Little Owl - my Site No.02
Only two more owls were seen that day - a Barn Owl briefly from Waderscrape Hide at Rutland Water, and a Little Owl at my Site No.21 on the way home - but no photos were taken. Whilst it's been my best month for Little Owls, the only Barn Owls I've seen were at Rutland Water (I've not even seen Titus's Barn Owls in August!), and the only Tawny Owl was a dead one close to my home, plus a 'probable' flying through a wood on Tuesday, so not such a good month for 'other owls'.

Rutland Water on Thursday did give some opportunities for some Osprey photography. The Manton Bay juvenile male (8F) has already departed on his journey to west Africa, leaving the two parents and the juvenile female (9F). The adult male (5R) was away for the whole of my shift, but we were able to see 9F attempting to fish (she was nearly successful at one point, but dropped the fish!). Unlike some places, we don't give our Ospreys names, but just refer to them by their ring details. I don't usually have a problem with this, but this year's Manton Bay birds grate on my sensibilities somewhat. To me 8F and 9F are types of heavy-duty steam locomotives built to haul freight (8F by the LMS and 9F by BR), not the fabulous birds that have started life in Manton Bay this year!

Osprey (juvenile - 9F) - Rutland Lyndon
Just before we packed up for the evening the adult female Osprey left her perch and started to interact with an Osprey that had arrived at some height. There did not seem to be any an aggression in this interaction. and I took some images as these birds passed overhead. Unfortunately, my settings and the light was such that, although overall the exposure is OK, there is some 'burn-out' on the white under the wings.
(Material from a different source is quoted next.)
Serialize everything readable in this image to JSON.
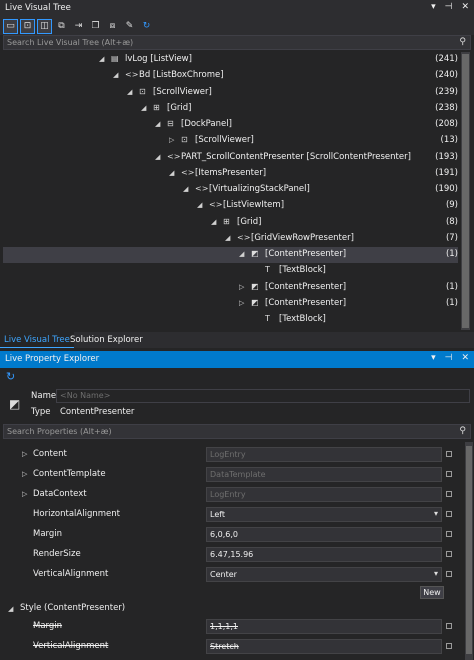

Although we were relatively happy that one of the birds was the Manton Bay unringed female, we were unsure about the second bird. The amazing John Wright (Field Officer at Rutland Water), who knows all the Rutland Ospreys by sight, was able to tell me from my images that the second bird was male bird 11(10) - a Rutland-bred bird which fledged in 2010.
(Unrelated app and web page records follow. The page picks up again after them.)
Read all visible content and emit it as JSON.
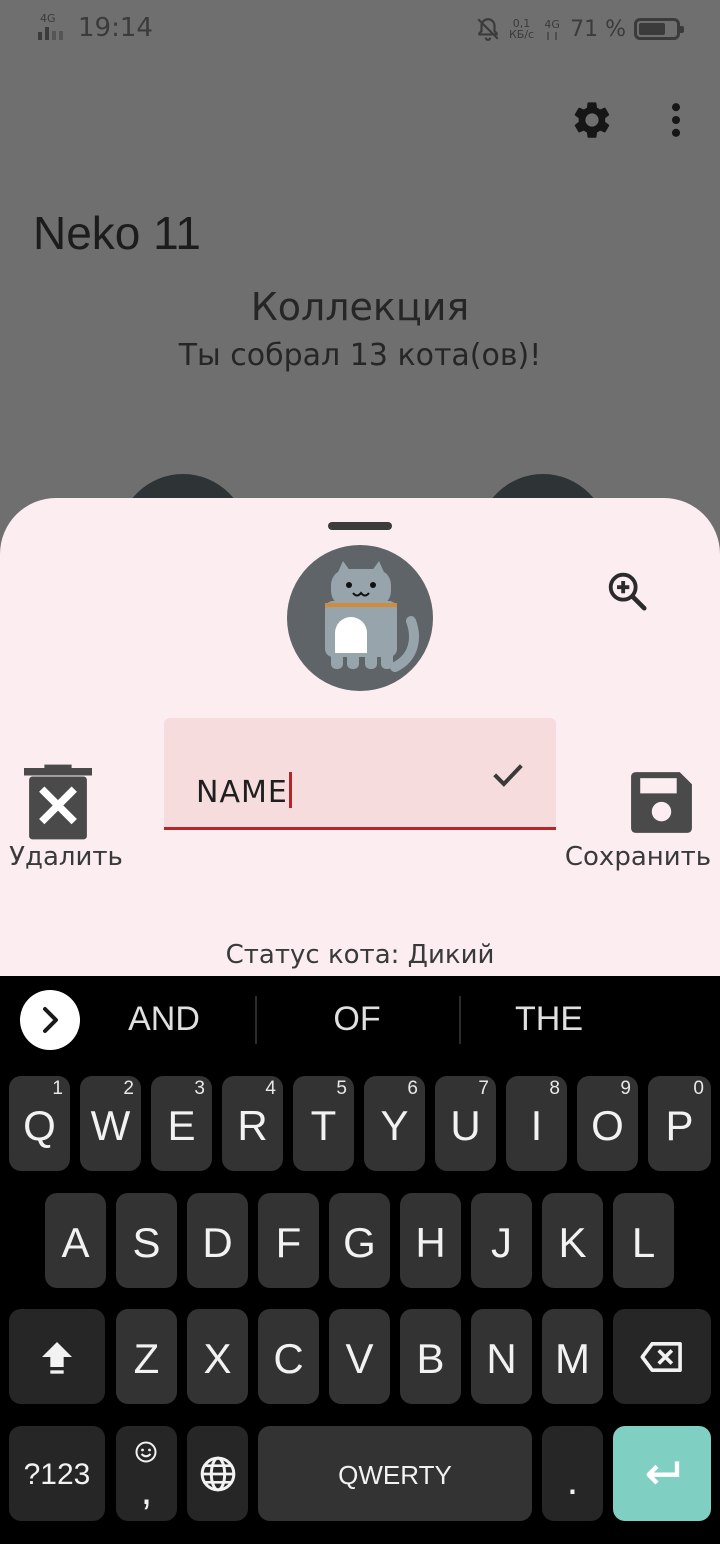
{
  "status_bar": {
    "network_left": "4G",
    "time": "19:14",
    "speed_value": "0,1",
    "speed_unit": "КБ/с",
    "network_right": "4G",
    "battery_text": "71 %",
    "battery_level": 0.71
  },
  "app": {
    "title": "Neko 11",
    "collection_title": "Коллекция",
    "collection_subtitle": "Ты собрал 13 кота(ов)!"
  },
  "sheet": {
    "delete_label": "Удалить",
    "save_label": "Сохранить",
    "name_value": "NAME",
    "status_text": "Статус кота: Дикий"
  },
  "keyboard": {
    "suggestions": [
      "AND",
      "OF",
      "THE"
    ],
    "row1": [
      {
        "key": "Q",
        "hint": "1"
      },
      {
        "key": "W",
        "hint": "2"
      },
      {
        "key": "E",
        "hint": "3"
      },
      {
        "key": "R",
        "hint": "4"
      },
      {
        "key": "T",
        "hint": "5"
      },
      {
        "key": "Y",
        "hint": "6"
      },
      {
        "key": "U",
        "hint": "7"
      },
      {
        "key": "I",
        "hint": "8"
      },
      {
        "key": "O",
        "hint": "9"
      },
      {
        "key": "P",
        "hint": "0"
      }
    ],
    "row2": [
      "A",
      "S",
      "D",
      "F",
      "G",
      "H",
      "J",
      "K",
      "L"
    ],
    "row3": [
      "Z",
      "X",
      "C",
      "V",
      "B",
      "N",
      "M"
    ],
    "symbols_label": "?123",
    "comma_label": ",",
    "space_label": "QWERTY",
    "period_label": "."
  },
  "colors": {
    "sheet_bg": "#fcedf1",
    "field_bg": "#f6dcdc",
    "accent_underline": "#b3262a",
    "enter_key": "#80cfc3",
    "key_bg": "#333333"
  },
  "icons": {
    "settings": "gear-icon",
    "overflow": "more-vert-icon",
    "zoom": "zoom-in-icon",
    "delete": "trash-icon",
    "save": "floppy-icon",
    "confirm": "check-icon",
    "shift": "shift-icon",
    "backspace": "backspace-icon",
    "globe": "globe-icon",
    "emoji": "emoji-icon",
    "enter": "enter-icon",
    "expand_suggestions": "chevron-right-icon"
  }
}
Osprey (Manton Bay female (top) + male 11(10)) - Rutland Lyndon


Osprey (male 11(10)) - Rutland Lyndon
The last week or so has continued to entertain us with garden birds. The Bullfinches are now visiting on a very infrequent basis, but both male and female are still around.

Bullfinch (female) - our garden
The year continues to be our best ever, by far, for Great Spotted Woodpecker, with an adult male bird visiting on an occasional basis (I'm unlikely to get a decent image of it as he's straight onto the peanuts and then away again).

Great Spotted Woodpecker (male) - our garden
The juvenile GSW (I'm now getting more and more convinced that it's a female) is still visiting us several times a day on the fat-balls. The image below is the best that I have managed so far - I'm hoping to get one which shows more of its 'top side' sometime!

Great Spotted Woodpecker (juvenile - probably female) - our garden
We're now getting large numbers of Blue Tits, House Sparrows and Starlings, greatly swelled by numbers of juveniles. They are continuing to eat us out of house and home!

Blue Tit (juvenile) - our garden

House Sparrow (female(L) and male(R)) - our garden

Starling (juvenile) - our garden